By Taryn Balchunas
Taryn and Chetwynd on her 21st birthday.
A Boston native with a familiar accent for Emerson students studying abroad in the Netherlands, Richard Chetwynd is a writing professor currently teaching at Kasteel Well for the spring semester of 2012. Even if he considers himself more of a poet, he is teaching Fiction Writing and Travel Writing at the Castle, genres in which he knows how to write well.
Admittedly not always remembering the tips he is giving in his Travel Writing class, he does consistently drive home certain points about writing. According to Chetwynd, travel writers need to have an angle, must “command the facts,” and give the reader an accurate feel of the environment. He argues that anyone can get a travel writing piece published, but few can write the pieces well. Good travel writing requires being removed and acting as the senses for the reader. The reader does not necessarily have to live vicariously through the author, but it is the author’s job to bring the places they visited to life.
Students in the Kasteel Well program are learning how to explore and expand their comfort zones. This Travel Writing class is helping encourage students to be adventurous and travel to places that they only dreamed of traveling to. It is teaching Emerson students how to be observant and aware of their surroundings. For those students that do not have a photographic memory, Chetwynd encourages them to keep a notebook, collect maps, menus, and pamphlets, and to take photographs. He recommends that students do as much research as possible before traveling, to be open to living accommodations (he once slept on top of a train in order to save money), and to interview at least one local person. As Chetwynd says, “when people open their mouths, they become human.”
As with all other forms of writing and literature, “show, don’t tell” is a rule that still applies to travel writing. According to Chetwynd, writing in the present tense is limiting, so writing in the past tense is recommended. In order to avoid emotionally manipulating the reader, write about the place instead of yourself. And my personal favorite piece of advice, “Pretend you are talking to the police. Think of all of the words you’re about to say.”
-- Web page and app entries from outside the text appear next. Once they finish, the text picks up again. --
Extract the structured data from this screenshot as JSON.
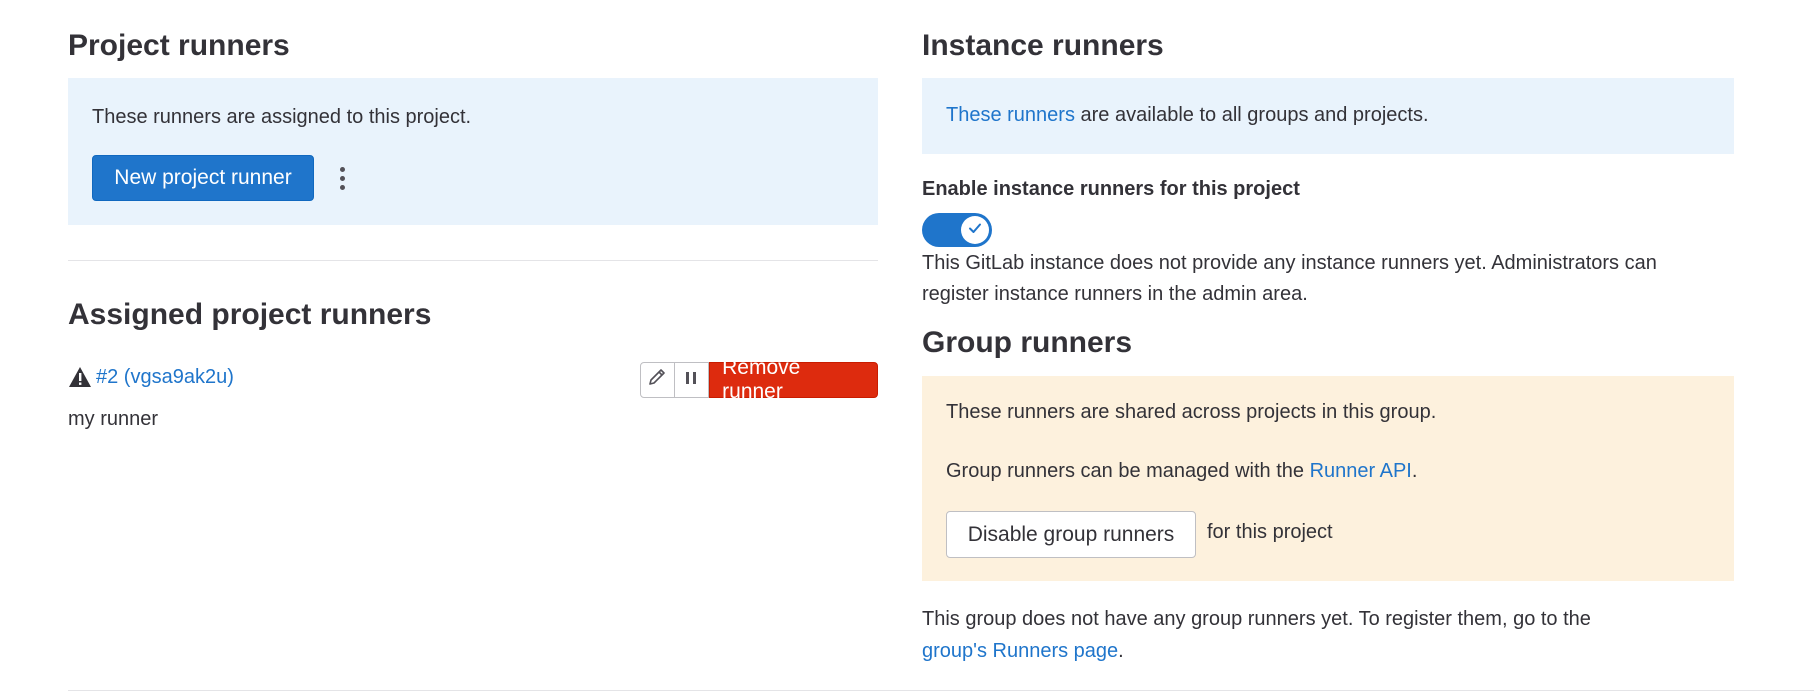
{
  "project_runners": {
    "title": "Project runners",
    "info_text": "These runners are assigned to this project.",
    "new_button": "New project runner"
  },
  "assigned": {
    "title": "Assigned project runners",
    "runner": {
      "link": "#2 (vgsa9ak2u)",
      "description": "my runner",
      "remove_button": "Remove runner"
    }
  },
  "instance_runners": {
    "title": "Instance runners",
    "info_link": "These runners",
    "info_text": " are available to all groups and projects.",
    "toggle_label": "Enable instance runners for this project",
    "toggle_on": true,
    "note_line1": "This GitLab instance does not provide any instance runners yet. Administrators can",
    "note_line2": "register instance runners in the admin area."
  },
  "group_runners": {
    "title": "Group runners",
    "shared_text": "These runners are shared across projects in this group.",
    "managed_prefix": "Group runners can be managed with the ",
    "managed_link": "Runner API",
    "managed_suffix": ".",
    "disable_button": "Disable group runners",
    "disable_suffix": "for this project",
    "none_line1": "This group does not have any group runners yet. To register them, go to the",
    "none_link": "group's Runners page",
    "none_suffix": "."
  },
  "colors": {
    "primary": "#1f75cb",
    "danger": "#dd2b0e",
    "info_bg": "#e9f3fc",
    "warning_bg": "#fdf1dd"
  }
}
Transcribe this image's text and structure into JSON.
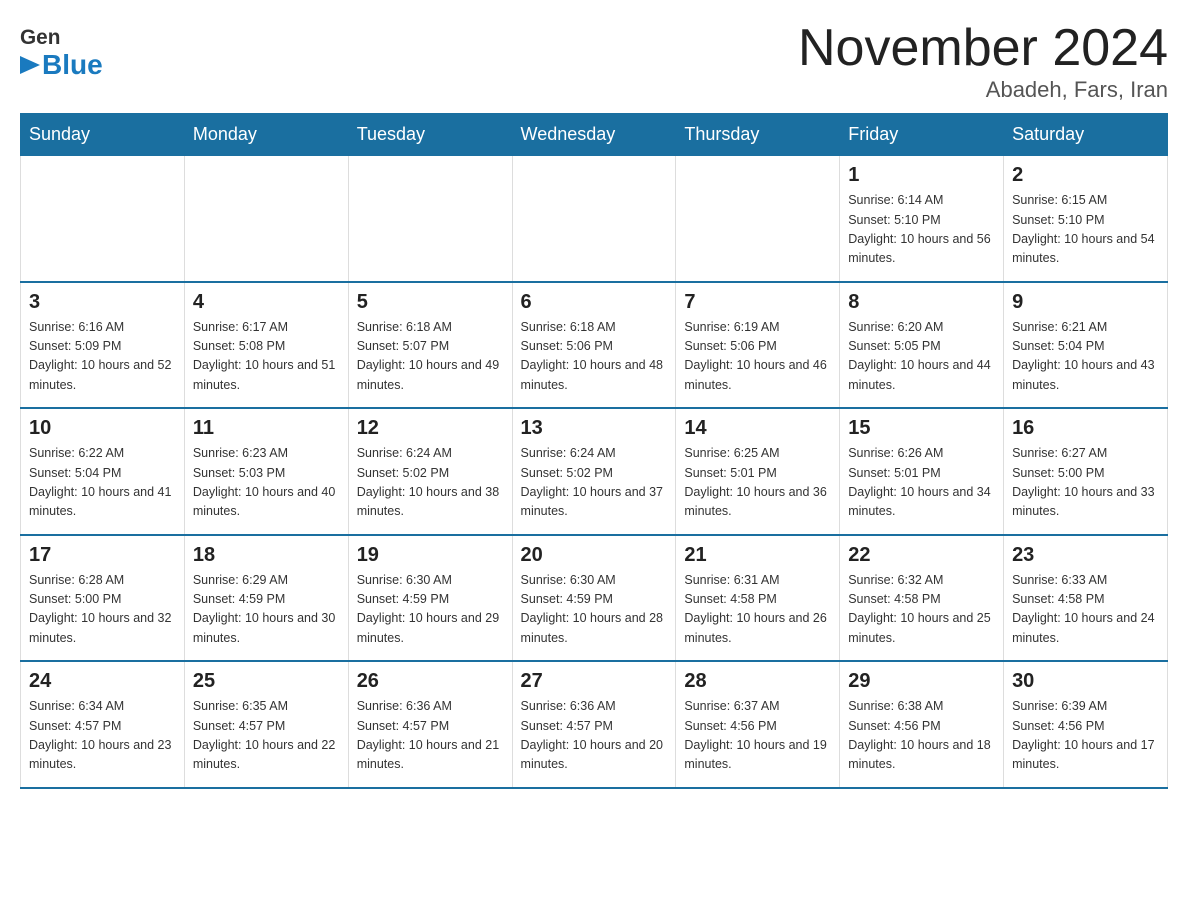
{
  "header": {
    "logo_general": "General",
    "logo_blue": "Blue",
    "month_title": "November 2024",
    "location": "Abadeh, Fars, Iran"
  },
  "weekdays": [
    "Sunday",
    "Monday",
    "Tuesday",
    "Wednesday",
    "Thursday",
    "Friday",
    "Saturday"
  ],
  "weeks": [
    [
      {
        "day": "",
        "info": ""
      },
      {
        "day": "",
        "info": ""
      },
      {
        "day": "",
        "info": ""
      },
      {
        "day": "",
        "info": ""
      },
      {
        "day": "",
        "info": ""
      },
      {
        "day": "1",
        "info": "Sunrise: 6:14 AM\nSunset: 5:10 PM\nDaylight: 10 hours and 56 minutes."
      },
      {
        "day": "2",
        "info": "Sunrise: 6:15 AM\nSunset: 5:10 PM\nDaylight: 10 hours and 54 minutes."
      }
    ],
    [
      {
        "day": "3",
        "info": "Sunrise: 6:16 AM\nSunset: 5:09 PM\nDaylight: 10 hours and 52 minutes."
      },
      {
        "day": "4",
        "info": "Sunrise: 6:17 AM\nSunset: 5:08 PM\nDaylight: 10 hours and 51 minutes."
      },
      {
        "day": "5",
        "info": "Sunrise: 6:18 AM\nSunset: 5:07 PM\nDaylight: 10 hours and 49 minutes."
      },
      {
        "day": "6",
        "info": "Sunrise: 6:18 AM\nSunset: 5:06 PM\nDaylight: 10 hours and 48 minutes."
      },
      {
        "day": "7",
        "info": "Sunrise: 6:19 AM\nSunset: 5:06 PM\nDaylight: 10 hours and 46 minutes."
      },
      {
        "day": "8",
        "info": "Sunrise: 6:20 AM\nSunset: 5:05 PM\nDaylight: 10 hours and 44 minutes."
      },
      {
        "day": "9",
        "info": "Sunrise: 6:21 AM\nSunset: 5:04 PM\nDaylight: 10 hours and 43 minutes."
      }
    ],
    [
      {
        "day": "10",
        "info": "Sunrise: 6:22 AM\nSunset: 5:04 PM\nDaylight: 10 hours and 41 minutes."
      },
      {
        "day": "11",
        "info": "Sunrise: 6:23 AM\nSunset: 5:03 PM\nDaylight: 10 hours and 40 minutes."
      },
      {
        "day": "12",
        "info": "Sunrise: 6:24 AM\nSunset: 5:02 PM\nDaylight: 10 hours and 38 minutes."
      },
      {
        "day": "13",
        "info": "Sunrise: 6:24 AM\nSunset: 5:02 PM\nDaylight: 10 hours and 37 minutes."
      },
      {
        "day": "14",
        "info": "Sunrise: 6:25 AM\nSunset: 5:01 PM\nDaylight: 10 hours and 36 minutes."
      },
      {
        "day": "15",
        "info": "Sunrise: 6:26 AM\nSunset: 5:01 PM\nDaylight: 10 hours and 34 minutes."
      },
      {
        "day": "16",
        "info": "Sunrise: 6:27 AM\nSunset: 5:00 PM\nDaylight: 10 hours and 33 minutes."
      }
    ],
    [
      {
        "day": "17",
        "info": "Sunrise: 6:28 AM\nSunset: 5:00 PM\nDaylight: 10 hours and 32 minutes."
      },
      {
        "day": "18",
        "info": "Sunrise: 6:29 AM\nSunset: 4:59 PM\nDaylight: 10 hours and 30 minutes."
      },
      {
        "day": "19",
        "info": "Sunrise: 6:30 AM\nSunset: 4:59 PM\nDaylight: 10 hours and 29 minutes."
      },
      {
        "day": "20",
        "info": "Sunrise: 6:30 AM\nSunset: 4:59 PM\nDaylight: 10 hours and 28 minutes."
      },
      {
        "day": "21",
        "info": "Sunrise: 6:31 AM\nSunset: 4:58 PM\nDaylight: 10 hours and 26 minutes."
      },
      {
        "day": "22",
        "info": "Sunrise: 6:32 AM\nSunset: 4:58 PM\nDaylight: 10 hours and 25 minutes."
      },
      {
        "day": "23",
        "info": "Sunrise: 6:33 AM\nSunset: 4:58 PM\nDaylight: 10 hours and 24 minutes."
      }
    ],
    [
      {
        "day": "24",
        "info": "Sunrise: 6:34 AM\nSunset: 4:57 PM\nDaylight: 10 hours and 23 minutes."
      },
      {
        "day": "25",
        "info": "Sunrise: 6:35 AM\nSunset: 4:57 PM\nDaylight: 10 hours and 22 minutes."
      },
      {
        "day": "26",
        "info": "Sunrise: 6:36 AM\nSunset: 4:57 PM\nDaylight: 10 hours and 21 minutes."
      },
      {
        "day": "27",
        "info": "Sunrise: 6:36 AM\nSunset: 4:57 PM\nDaylight: 10 hours and 20 minutes."
      },
      {
        "day": "28",
        "info": "Sunrise: 6:37 AM\nSunset: 4:56 PM\nDaylight: 10 hours and 19 minutes."
      },
      {
        "day": "29",
        "info": "Sunrise: 6:38 AM\nSunset: 4:56 PM\nDaylight: 10 hours and 18 minutes."
      },
      {
        "day": "30",
        "info": "Sunrise: 6:39 AM\nSunset: 4:56 PM\nDaylight: 10 hours and 17 minutes."
      }
    ]
  ]
}
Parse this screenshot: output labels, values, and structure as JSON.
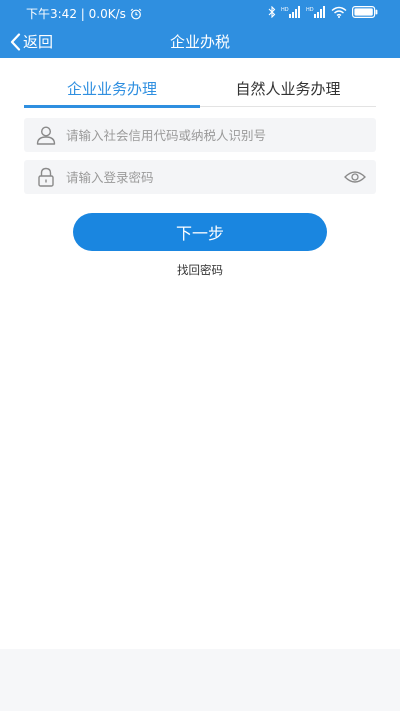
{
  "status_bar": {
    "time_speed": "下午3:42 | 0.0K/s",
    "sim1": "HD",
    "sim2": "HD"
  },
  "header": {
    "back_label": "返回",
    "title": "企业办税"
  },
  "tabs": [
    {
      "label": "企业业务办理",
      "active": true
    },
    {
      "label": "自然人业务办理",
      "active": false
    }
  ],
  "form": {
    "account_placeholder": "请输入社会信用代码或纳税人识别号",
    "password_placeholder": "请输入登录密码",
    "account_value": "",
    "password_value": ""
  },
  "actions": {
    "next_label": "下一步",
    "forgot_label": "找回密码"
  },
  "colors": {
    "primary": "#2f8fe0",
    "button": "#1a86e0",
    "field_bg": "#f4f5f7"
  }
}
Well-written travel writing does not have a specific formula, but these are some tips that are beneficial to keep in mind if writers are interested in going into this industry. Like Chetwynd says, “It’s all about rhythm. You’re the bass drum, and the world around you is all of the other instruments.”